Stored items from a collection
· · · · · · ·

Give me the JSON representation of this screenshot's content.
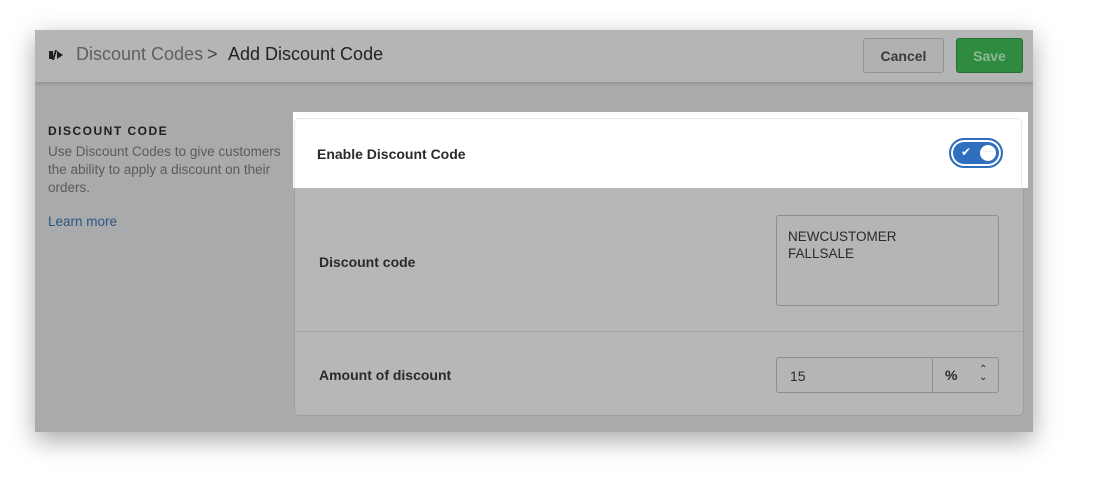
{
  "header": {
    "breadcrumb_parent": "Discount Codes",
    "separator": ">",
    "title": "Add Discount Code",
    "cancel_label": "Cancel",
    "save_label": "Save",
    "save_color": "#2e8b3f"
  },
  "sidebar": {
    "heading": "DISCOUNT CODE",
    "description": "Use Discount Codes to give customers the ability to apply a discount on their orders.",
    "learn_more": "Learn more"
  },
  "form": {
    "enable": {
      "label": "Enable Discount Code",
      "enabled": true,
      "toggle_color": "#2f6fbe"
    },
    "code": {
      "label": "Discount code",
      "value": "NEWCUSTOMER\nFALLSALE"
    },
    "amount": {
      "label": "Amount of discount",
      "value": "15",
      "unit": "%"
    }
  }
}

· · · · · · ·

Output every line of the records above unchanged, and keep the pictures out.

:: The answer ::
Give me the JSON representation of this screenshot's content.
{
  "header": {
    "breadcrumb_parent": "Discount Codes",
    "separator": ">",
    "title": "Add Discount Code",
    "cancel_label": "Cancel",
    "save_label": "Save",
    "save_color": "#2e8b3f"
  },
  "sidebar": {
    "heading": "DISCOUNT CODE",
    "description": "Use Discount Codes to give customers the ability to apply a discount on their orders.",
    "learn_more": "Learn more"
  },
  "form": {
    "enable": {
      "label": "Enable Discount Code",
      "enabled": true,
      "toggle_color": "#2f6fbe"
    },
    "code": {
      "label": "Discount code",
      "value": "NEWCUSTOMER\nFALLSALE"
    },
    "amount": {
      "label": "Amount of discount",
      "value": "15",
      "unit": "%"
    }
  }
}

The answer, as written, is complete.